not to evade the claim from which in a few weary months he would be finally released.
Meanwhile occurred his first opportunity to see the world.
In March, 1828, James Gentry
, for whom he had been at work, had fitted out a boat with a stock of grain and meat for a trading expedition to New Orleans, and placed his son Allen
in charge of the cargo for the voyage.
Abe's desire to make a river trip was at last satisfied, and he accompanied the proprietor's son, serving as “bow hand.”
His pay was eight dollars a month and board.
In due course of time the navigators returned from their expedition with the evidence of profitable results to gladden the heart of the owner.
The only occurrence of interest they could relate of the voyage was the encounter with a party of marauding negroes at the plantation of Madame Duchesne
, a few miles below Baton Rouge
Abe and Gentry
, having tied up for the night, were fast asleep on their boat when aroused by the arrival of a crowd of negroes bent on plunder.
They set to work with clubs, and not only drove off the intruders, but pursued them inland, then hastily returning to their quarters they cut loose their craft and floated down-stream till daylight.
Before passing on further it may not be amiss to glance for a moment at the social side of life as it existed in Gentryville
in Abe's day. “We thought nothing,” said an old lady whom I interviewed when in Indiana
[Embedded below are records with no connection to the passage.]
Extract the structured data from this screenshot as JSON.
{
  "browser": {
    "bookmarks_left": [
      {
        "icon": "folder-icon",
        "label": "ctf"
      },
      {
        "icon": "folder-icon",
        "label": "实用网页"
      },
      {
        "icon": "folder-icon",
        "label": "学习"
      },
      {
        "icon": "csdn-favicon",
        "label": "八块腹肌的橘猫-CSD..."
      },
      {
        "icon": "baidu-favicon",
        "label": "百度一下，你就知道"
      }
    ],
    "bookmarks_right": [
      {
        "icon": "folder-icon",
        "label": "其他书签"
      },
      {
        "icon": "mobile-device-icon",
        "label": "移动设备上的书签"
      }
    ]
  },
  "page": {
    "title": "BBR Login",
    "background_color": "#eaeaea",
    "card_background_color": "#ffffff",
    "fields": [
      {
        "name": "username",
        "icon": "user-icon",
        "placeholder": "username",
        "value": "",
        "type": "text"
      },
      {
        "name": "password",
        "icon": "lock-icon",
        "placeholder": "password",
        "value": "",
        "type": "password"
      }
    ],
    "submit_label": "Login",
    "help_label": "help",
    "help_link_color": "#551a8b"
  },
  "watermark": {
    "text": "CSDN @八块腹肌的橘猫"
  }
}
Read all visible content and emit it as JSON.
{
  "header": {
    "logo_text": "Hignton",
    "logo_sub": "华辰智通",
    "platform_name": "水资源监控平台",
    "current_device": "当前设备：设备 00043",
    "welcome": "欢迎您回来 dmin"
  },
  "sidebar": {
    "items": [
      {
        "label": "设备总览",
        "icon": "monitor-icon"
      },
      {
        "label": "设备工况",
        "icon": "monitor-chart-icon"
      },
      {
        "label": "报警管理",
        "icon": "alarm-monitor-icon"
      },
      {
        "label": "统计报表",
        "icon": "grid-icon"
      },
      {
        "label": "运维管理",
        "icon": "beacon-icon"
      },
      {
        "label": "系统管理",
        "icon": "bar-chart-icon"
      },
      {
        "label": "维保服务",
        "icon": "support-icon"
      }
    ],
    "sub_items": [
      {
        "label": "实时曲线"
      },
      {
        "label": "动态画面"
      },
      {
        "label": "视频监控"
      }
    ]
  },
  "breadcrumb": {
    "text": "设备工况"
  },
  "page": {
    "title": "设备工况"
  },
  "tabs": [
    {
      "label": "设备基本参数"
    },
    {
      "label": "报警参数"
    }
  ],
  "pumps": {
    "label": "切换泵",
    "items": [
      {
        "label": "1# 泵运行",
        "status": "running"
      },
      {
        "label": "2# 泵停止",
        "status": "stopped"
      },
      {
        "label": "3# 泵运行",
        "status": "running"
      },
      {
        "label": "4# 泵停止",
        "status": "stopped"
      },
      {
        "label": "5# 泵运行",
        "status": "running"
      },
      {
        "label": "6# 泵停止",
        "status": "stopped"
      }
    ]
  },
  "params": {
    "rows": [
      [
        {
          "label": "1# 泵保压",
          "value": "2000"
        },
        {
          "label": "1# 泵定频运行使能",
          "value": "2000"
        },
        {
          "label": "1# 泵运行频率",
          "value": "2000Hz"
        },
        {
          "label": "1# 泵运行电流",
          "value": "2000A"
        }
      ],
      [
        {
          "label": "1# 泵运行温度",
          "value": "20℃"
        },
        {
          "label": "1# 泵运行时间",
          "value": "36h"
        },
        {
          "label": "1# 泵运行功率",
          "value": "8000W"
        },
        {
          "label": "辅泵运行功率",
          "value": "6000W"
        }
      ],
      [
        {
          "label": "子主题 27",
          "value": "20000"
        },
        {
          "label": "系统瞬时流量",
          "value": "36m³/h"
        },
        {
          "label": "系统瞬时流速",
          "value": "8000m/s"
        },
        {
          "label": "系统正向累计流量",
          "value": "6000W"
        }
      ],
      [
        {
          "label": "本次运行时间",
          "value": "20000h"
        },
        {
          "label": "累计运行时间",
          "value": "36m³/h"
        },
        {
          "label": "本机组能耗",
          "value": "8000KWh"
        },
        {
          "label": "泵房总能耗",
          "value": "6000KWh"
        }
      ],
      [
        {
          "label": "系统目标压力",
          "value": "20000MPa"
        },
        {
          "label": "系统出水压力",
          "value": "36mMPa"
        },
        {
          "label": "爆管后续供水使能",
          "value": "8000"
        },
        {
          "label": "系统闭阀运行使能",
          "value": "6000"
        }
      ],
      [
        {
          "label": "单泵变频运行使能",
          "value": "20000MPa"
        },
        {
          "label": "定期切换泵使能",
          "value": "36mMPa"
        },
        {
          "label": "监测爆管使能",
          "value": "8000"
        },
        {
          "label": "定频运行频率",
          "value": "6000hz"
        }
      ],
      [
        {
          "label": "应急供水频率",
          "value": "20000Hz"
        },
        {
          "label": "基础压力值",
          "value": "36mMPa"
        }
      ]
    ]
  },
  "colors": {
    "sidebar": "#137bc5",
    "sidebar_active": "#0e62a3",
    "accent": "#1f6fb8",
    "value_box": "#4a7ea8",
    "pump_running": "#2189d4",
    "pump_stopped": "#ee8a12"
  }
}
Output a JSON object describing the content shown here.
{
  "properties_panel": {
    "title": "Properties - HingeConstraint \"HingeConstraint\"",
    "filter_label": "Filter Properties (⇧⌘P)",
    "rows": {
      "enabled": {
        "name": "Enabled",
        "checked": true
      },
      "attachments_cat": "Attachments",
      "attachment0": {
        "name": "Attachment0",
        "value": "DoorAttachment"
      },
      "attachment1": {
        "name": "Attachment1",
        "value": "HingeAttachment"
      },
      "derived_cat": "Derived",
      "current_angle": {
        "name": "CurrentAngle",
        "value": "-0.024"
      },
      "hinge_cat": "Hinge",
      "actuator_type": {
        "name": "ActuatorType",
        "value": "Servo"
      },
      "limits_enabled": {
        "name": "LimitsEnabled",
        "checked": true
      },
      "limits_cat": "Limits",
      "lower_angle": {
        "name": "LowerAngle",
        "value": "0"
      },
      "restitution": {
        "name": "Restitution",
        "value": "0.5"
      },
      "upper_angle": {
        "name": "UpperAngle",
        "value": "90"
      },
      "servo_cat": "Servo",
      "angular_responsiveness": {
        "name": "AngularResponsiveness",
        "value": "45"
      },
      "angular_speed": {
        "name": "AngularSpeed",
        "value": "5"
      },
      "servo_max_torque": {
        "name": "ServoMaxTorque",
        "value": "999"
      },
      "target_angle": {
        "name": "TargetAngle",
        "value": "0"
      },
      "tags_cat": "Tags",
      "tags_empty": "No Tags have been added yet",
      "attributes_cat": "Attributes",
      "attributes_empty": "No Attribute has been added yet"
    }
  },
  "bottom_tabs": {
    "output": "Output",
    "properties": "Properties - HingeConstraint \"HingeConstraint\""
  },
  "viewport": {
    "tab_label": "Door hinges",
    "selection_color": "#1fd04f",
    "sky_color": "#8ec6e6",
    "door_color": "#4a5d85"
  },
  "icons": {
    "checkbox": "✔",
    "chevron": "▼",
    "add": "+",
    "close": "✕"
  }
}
, “of going eight or ten miles to church.
The ladies did not stop for the want of a shawl, cloak, or riding-dress in winter time, but ”